A daytime cruise on a traditional sampan boat took us to Hong Kong UNESCO Global Geopark, the Sai Kung Volcanic Rock Region and surrounding sights, for a natural face of Hong Kong. Our knowledgeable guide showed us hexagonal rocks formed at the edge of the ancient caldera, as well as other natural formations, flora and fauna. Though not on our itinerary, the area also offers scuba diving, fishing and other watersports, hiking and golf. And before leaving the area, we stopped by Sai Kung Bakery for a fresh, warm, slightly sweet, crusty-on-the-outside-but-soft-on-the-inside pineapple bun.

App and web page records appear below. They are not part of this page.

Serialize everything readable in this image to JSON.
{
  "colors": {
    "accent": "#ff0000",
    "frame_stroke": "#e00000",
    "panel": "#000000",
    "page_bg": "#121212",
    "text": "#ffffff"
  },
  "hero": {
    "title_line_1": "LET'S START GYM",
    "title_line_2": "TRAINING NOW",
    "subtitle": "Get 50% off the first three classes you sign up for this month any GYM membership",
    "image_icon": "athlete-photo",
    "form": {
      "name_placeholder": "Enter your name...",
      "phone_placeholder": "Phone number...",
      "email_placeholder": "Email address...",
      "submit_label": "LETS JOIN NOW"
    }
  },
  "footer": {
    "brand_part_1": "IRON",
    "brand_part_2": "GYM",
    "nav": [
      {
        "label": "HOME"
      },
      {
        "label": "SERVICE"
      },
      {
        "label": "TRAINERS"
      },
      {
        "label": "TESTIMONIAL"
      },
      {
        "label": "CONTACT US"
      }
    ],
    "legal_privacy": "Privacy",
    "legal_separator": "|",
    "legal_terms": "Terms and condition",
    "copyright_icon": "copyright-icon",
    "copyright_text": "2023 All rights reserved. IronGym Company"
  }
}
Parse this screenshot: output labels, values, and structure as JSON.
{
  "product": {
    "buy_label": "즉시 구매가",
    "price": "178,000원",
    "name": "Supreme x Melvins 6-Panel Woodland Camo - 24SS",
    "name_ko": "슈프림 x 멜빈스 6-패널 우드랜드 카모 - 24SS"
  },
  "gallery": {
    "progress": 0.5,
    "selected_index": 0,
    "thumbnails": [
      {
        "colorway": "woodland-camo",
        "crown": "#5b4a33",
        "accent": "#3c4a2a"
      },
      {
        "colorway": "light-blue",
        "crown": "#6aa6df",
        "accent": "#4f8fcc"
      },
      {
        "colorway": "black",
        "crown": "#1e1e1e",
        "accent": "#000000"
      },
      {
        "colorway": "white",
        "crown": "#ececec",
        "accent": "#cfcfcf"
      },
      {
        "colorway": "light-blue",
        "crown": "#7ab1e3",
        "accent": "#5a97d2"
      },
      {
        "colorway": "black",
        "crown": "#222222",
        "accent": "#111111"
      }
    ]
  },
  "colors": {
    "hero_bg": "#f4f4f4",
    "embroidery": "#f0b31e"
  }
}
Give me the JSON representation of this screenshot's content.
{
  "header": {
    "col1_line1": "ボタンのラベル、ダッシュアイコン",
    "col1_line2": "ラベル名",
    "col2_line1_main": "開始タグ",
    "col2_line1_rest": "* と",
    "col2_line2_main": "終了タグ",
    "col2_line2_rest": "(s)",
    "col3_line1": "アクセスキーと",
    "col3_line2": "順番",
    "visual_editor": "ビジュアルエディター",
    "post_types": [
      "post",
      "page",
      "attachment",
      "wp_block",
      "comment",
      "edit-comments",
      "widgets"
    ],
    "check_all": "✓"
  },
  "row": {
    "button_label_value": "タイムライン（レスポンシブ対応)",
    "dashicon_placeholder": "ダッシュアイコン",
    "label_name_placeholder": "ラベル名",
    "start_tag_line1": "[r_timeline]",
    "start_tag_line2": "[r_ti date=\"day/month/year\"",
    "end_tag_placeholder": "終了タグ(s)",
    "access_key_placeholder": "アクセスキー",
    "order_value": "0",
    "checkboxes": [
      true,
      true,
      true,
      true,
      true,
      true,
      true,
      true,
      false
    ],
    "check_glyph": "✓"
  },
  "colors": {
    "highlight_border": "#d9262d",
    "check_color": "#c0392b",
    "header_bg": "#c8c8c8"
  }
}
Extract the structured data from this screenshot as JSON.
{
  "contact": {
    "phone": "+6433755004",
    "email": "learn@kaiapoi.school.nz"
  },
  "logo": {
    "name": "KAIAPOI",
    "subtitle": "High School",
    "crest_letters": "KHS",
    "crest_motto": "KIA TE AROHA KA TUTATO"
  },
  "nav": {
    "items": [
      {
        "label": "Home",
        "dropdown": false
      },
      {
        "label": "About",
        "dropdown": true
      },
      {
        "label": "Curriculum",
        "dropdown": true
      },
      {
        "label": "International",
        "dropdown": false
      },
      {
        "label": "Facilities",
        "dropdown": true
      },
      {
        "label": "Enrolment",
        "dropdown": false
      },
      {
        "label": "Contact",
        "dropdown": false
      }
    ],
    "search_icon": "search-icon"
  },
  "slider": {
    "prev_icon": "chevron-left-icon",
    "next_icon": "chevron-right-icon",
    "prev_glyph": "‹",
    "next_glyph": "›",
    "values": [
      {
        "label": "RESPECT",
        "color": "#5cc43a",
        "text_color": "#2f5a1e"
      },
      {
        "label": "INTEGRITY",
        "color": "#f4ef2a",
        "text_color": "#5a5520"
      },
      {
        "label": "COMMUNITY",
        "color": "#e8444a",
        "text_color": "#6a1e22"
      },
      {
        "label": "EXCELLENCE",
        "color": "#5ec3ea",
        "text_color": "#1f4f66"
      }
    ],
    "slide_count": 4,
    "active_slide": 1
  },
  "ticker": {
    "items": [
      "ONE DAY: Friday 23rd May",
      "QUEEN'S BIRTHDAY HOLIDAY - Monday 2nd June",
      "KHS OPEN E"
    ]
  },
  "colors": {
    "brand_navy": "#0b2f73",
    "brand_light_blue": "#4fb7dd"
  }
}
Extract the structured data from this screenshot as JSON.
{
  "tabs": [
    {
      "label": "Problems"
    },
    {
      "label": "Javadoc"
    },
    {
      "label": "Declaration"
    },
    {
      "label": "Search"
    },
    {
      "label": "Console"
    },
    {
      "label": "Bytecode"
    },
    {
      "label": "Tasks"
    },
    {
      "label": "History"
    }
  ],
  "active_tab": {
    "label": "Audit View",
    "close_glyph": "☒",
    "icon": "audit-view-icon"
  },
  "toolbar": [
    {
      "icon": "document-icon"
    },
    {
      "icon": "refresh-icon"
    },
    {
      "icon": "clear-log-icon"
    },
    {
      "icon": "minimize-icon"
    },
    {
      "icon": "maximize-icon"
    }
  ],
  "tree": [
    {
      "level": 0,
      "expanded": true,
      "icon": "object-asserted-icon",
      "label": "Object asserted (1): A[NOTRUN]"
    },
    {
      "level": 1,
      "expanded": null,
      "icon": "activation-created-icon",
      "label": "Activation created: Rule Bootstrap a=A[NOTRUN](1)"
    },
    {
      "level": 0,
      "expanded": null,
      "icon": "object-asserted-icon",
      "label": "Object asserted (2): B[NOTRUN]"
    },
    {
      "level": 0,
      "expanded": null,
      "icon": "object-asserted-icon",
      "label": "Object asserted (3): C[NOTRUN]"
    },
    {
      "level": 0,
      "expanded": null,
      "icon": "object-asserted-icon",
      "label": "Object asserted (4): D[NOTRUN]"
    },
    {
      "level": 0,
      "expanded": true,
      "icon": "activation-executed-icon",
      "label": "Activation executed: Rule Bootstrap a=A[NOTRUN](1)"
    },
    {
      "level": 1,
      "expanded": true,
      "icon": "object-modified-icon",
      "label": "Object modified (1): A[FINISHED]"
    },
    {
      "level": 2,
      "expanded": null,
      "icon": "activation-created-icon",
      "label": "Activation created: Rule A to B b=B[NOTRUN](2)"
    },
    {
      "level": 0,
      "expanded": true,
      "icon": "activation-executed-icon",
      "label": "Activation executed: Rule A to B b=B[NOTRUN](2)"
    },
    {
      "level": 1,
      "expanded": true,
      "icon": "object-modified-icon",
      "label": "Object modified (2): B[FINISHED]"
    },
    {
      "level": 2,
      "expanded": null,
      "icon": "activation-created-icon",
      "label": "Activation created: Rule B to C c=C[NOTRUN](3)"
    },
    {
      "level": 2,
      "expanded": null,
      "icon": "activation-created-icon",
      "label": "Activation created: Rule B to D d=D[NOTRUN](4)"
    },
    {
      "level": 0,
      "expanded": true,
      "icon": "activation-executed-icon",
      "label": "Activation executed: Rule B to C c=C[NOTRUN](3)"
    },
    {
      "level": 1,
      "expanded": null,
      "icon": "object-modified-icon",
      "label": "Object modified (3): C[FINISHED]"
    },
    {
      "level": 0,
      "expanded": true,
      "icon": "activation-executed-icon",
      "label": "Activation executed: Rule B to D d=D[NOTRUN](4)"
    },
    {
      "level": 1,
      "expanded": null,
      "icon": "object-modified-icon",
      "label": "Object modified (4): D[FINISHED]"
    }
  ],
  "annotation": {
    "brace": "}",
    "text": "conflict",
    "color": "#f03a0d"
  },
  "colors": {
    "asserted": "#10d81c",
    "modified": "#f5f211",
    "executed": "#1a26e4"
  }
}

By retreating to overnight lodging at Mandarin Oriental, I was able to rest completely, in the metaphorical lap of luxury, and better stave off jet lag. The spacious room was like a big fluffy pillow, with thoughtful touches to enhance guest experience. Relaxing there was quiet, restful and sumptuous. The extensive breakfast buffet at Clipper Lounge provided the opportunity to sample a wide array of traditional Asian foods (or continental cuisine, had my palate felt homesick).

But, no, homesickness and jet lag were not among my companions, and I’m ready for a return visit.


Cathay Pacific

Cathay Pacific offers the longest nonstop air route to Hong Kong and the Washington, D.C. region, at 8,153 miles. Direct flights leave Dulles on Tuesday, Wednesday, Friday and Sunday mornings at 1:15 a.m., arriving in Hong Kong the next day at 5:10 a.m. From there, passengers can connect with every Cathay Pacific flight across Asia, including Bangkok, Singapore, Kuala Lumpur, Jakarta and more than 20 gateways in mainland China.

Mandarin Oriental, Hong Kong

In the heart of the city, Mandarin Oriental’s flagship hotel offers 501 beautiful rooms and suites combining traditional Asian elements with intelligent design and technology, and polite and oh-so-accommodating service throughout the property.

Dining opportunities are varied and abundant at the hotel: 10 options include European, Cantonese and international cuisine, three Michelin-star venues, a craft cocktail bar, 50-whiskey bar and The Mandarin Cake Shoppe. Most recommended: Michelin-rated Man Wah and cocktails at the 25th-floor M Bar (managed by Slamet Haryadi, winner of foraged-ingredients Hernö Gin Cocktail Awards 2018), overlooking the city skyline and harbor.

Other services include a spa, salon, pool and fitness center.

More from Boomer